She could walk on water but no one knew. She did not want anyone to know. But today it was about the lotus. The clusters of pale purple flowers that sprung like gasping mouths along the far end of the lake. The lake itself was a glassy green debris sprawled at the back of an ancient abandoned citadel; no one ventured there because they thought it cursed, inhabited by ghosts, the lotuses aberrations. But she differed. She’d first seen the purple lotus five years ago when she’d just come to the village and escaped to the back in search of some fresh air. And there they were, a bunch of three, staring at her as if need of succor. We are kinfolks, she thought and stepped into the water, knowing easily that her feet would find its way on its tremulous surface, as if stepping on mossy green tarpaulin. She knew she could do it just as she did the other remarkable things once she put her mind to it. But she wasn’t supposed to tell people about it; her father had taught her that very young. But she’d promised her sick boy a lotus. And she was going to pluck one for him today.
What a bitch, he thought. What an absolute waste of flesh. This was another of the mystic powers that the villagers were beginning to murmur about. They were calling her a goddess. But he knew she was probably a witch. Surely a witch! One time he had caught her snuffing off the kerosene lamp with a blink; she thought he hadn’t seen. The other time it was settling down a mad bull with a whistle; it was faint but he’d heard. Oh, she tried to hide it, but he knew well enough. He’d noticed, unbelieving at first but gradually seeing, believing. Something was wrong with her. No wonder her father had been diffident when handing her over for marriage. He had been cheated. He was going to teach her a lesson today. So, she would never attempt any of her magic again. Like walking on fuckin’ water.
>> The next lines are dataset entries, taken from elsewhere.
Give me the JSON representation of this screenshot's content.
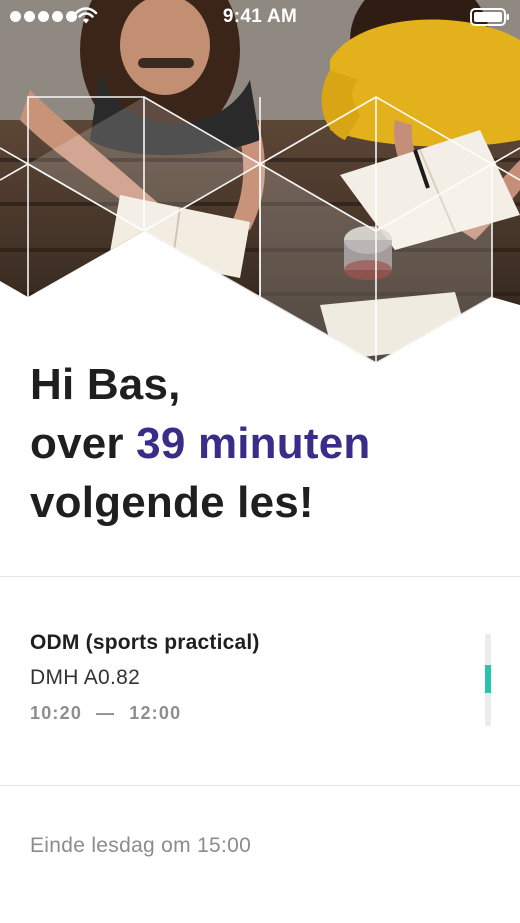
{
  "status_bar": {
    "time": "9:41 AM"
  },
  "greeting": {
    "line1": "Hi Bas,",
    "line2_prefix": "over ",
    "line2_highlight": "39 minuten",
    "line3": "volgende les!"
  },
  "lesson": {
    "title": "ODM (sports practical)",
    "room": "DMH A0.82",
    "start": "10:20",
    "separator": "—",
    "end": "12:00",
    "progress_fraction": 0.42
  },
  "footer": {
    "day_end": "Einde lesdag om 15:00"
  },
  "colors": {
    "accent": "#3a2d8a",
    "progress": "#27c4b0",
    "text": "#1f1f1f",
    "muted": "#8c8c8c"
  }
}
He couldn’t understand what was happening at first. He watched as his mother walked to the floating purple flowers, leaned over and then look up startled as his father let out a large bellow and charged towards her. When his father reached the edge of the water, he seemed to hesitate for a moment, then plunged right in. Swam, Swam, Swam. It wasn’t a big lake but his father seemed not to be moving. And his mother stood where she was, immobile. His father swam, but… stayed where he was. The boy looked up, at his mother, standing still, a gentle, wondering smile on her face. He had seen his mother do magic many times but his father never saw it. He never wanted to see it. He was angry, he was always angry at her. So, she did not show him. But the boy knew the magic lotus was important to make him well, his mother had said that in the morning before she left the house. And he did not want to be sick anymore. But what about his father? He watched as his head bobbed and arms flailed on the surface of the lake, as if something was pulling him under. Father, stop! he wanted to cry out but did not. Because he did not want his father to stop and his mother to be hurt anymore. And he really, truly and so badly wanted the purple lotus.
Smita Bhattacharya is a 37 year old, award winning short story writer based out of Mumbai. Her short stories have appeared in Indian and international publications (The Statesman, DNA, Fiction Magazines, Fem, Chicago Literati, Eastlit, Earthen Lamp Journal, Elsewherelit, Tall Tales, the Pomegranate anthology). She has two published books: He Knew a Firefly and Vengeful, both of which rank among the top 100 Asian Literature & Fiction on Amazon.com. More about her can be found at: www.smitabhattacharya.com.